A biotech firm has patented a bacterium that essentially consumes carbon dioxide, water, and sunlight, and excretes fossil fuels. But is an unlimited supply of fossil fuels the way to a cleaner, more efficient future?
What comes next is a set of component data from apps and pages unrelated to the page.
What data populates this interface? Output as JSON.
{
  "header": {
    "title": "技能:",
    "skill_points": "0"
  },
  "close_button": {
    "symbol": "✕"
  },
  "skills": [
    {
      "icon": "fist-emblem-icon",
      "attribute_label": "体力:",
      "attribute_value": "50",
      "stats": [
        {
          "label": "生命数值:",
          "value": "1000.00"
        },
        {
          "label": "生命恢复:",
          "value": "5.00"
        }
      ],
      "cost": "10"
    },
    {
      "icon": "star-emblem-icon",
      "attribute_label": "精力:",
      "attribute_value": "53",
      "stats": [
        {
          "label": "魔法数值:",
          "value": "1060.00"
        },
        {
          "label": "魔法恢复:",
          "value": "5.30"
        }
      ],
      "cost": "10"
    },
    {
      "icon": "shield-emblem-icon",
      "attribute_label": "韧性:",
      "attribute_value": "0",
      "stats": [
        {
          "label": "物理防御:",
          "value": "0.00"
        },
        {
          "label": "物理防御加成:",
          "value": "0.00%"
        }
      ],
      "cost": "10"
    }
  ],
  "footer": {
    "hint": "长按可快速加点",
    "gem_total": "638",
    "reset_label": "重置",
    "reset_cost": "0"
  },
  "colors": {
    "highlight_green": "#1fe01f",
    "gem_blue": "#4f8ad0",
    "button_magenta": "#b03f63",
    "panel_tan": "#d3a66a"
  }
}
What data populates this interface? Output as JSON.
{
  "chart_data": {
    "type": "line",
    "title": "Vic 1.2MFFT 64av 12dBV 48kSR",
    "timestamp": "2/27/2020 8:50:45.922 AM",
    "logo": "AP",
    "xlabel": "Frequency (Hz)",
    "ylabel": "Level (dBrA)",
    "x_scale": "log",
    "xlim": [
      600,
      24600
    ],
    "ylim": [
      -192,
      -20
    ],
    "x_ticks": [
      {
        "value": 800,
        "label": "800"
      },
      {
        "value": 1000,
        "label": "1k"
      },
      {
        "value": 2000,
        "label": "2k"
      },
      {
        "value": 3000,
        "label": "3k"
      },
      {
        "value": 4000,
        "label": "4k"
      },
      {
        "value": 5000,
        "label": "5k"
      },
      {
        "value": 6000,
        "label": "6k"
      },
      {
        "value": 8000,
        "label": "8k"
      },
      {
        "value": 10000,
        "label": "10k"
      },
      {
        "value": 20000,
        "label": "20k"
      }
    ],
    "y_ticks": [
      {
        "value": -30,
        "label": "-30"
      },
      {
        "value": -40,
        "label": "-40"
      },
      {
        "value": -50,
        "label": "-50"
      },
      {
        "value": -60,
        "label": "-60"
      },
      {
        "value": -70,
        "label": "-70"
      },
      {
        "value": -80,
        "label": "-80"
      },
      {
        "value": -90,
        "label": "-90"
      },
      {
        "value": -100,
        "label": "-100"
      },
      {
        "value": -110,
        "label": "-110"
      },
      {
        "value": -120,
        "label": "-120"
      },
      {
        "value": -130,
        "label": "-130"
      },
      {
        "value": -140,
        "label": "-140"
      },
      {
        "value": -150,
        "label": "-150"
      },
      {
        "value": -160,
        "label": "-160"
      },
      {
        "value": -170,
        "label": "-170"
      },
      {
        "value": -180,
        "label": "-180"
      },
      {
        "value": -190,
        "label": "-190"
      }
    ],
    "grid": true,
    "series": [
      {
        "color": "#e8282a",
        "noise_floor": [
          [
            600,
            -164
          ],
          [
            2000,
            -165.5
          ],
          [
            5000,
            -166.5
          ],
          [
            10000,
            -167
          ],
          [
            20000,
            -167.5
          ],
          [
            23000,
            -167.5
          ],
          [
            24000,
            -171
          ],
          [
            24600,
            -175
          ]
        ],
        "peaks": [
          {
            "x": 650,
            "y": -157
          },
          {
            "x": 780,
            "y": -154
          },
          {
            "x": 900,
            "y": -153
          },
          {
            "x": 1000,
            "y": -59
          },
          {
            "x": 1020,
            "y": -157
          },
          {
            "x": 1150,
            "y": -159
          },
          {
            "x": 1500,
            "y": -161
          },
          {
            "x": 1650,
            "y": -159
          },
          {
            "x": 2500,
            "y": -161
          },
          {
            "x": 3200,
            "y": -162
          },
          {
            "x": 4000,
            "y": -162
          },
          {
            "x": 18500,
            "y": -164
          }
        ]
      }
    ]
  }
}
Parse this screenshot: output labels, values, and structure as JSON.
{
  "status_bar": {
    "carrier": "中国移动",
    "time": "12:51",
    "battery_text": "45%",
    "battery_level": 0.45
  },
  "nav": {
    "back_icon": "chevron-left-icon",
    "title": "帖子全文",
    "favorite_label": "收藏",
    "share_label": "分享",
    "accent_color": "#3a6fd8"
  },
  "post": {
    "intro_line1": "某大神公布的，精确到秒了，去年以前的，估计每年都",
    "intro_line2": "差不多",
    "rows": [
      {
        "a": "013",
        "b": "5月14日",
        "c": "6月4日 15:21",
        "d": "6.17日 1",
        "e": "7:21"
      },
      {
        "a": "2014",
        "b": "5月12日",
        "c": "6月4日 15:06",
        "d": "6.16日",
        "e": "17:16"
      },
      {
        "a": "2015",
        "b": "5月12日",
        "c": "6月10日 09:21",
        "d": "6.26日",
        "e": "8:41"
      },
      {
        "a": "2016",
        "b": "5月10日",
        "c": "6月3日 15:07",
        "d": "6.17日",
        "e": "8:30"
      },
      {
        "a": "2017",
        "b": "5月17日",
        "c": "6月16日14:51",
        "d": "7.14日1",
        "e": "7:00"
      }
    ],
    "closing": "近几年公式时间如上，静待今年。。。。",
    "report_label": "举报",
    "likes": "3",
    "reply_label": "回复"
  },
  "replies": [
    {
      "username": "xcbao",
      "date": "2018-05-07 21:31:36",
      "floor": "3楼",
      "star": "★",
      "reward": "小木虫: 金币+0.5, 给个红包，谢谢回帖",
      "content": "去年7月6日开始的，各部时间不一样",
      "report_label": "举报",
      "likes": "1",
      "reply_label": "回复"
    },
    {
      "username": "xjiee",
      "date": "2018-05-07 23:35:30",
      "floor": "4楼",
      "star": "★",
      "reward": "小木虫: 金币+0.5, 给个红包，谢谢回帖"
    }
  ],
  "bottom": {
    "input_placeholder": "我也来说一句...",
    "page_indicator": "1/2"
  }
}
A friend once told me that he used to work in a warehouse, and one day all the guys he worked with were sitting around talking about what they would do if they won the lotto. They started making jabs at each other, joking about really expensive things they would do to mess up each others’ work day. Eventually, with no sense of irony or humor whatsoever, one of the guys said “Yeah? Well I’d buy my OWN damn hi-lo so I wouldn’t have to share it with you jerks anymore”. This story sprang to mind the other day when I read that a biotech firm called Joule Unlimited received a patent last fall for genetically modified E. coli bacteria that needs only sunlight, carbon dioxide and water to enable it to excrete ethanol or hydrocarbon fuel. You read that right. A germ that lives on CO2, water and sunlight, and craps gasoline. Of course, it’s not that simple; there’s still a need to refine the compounds it excretes into usable fuels, but the company claims that once production is established, it will be able to produce 20,000 gallons of biofuel per acre per year, at a price that is competitive with conventional fossil fuels. To frame this in way that one can more easily visualize, they claim that they would be able to provide for all of the United States’ fuel needs annually in an area the size of the Texas panhandle. Okay. Who knows if this is actually true; we hear about some kind of miracle solution to the world’s energy problems about every year or so. But assuming it is true, WHY ON EARTH would you focus this kind of engineering genius and the resources required to create AN ENDLESS SUPPLY OF FOSSIL FUEL? To me it sounds a lot like that guy at the warehouse. The idea that using just sunlight, CO2 and water, we can create usable energy is kind of miraculous, isn’t it? I mean, except for the part where that energy eventually comes from petroleum again, which could create the pollution that blocks the sun that….oh, never mind. I’m no engineer, but it seems to me that the road to a cleaner, more efficient future wouldn’t be paved with a limitless supply of oil. Feel free to enlighten me if I’m spewing a geyser of ignorance here.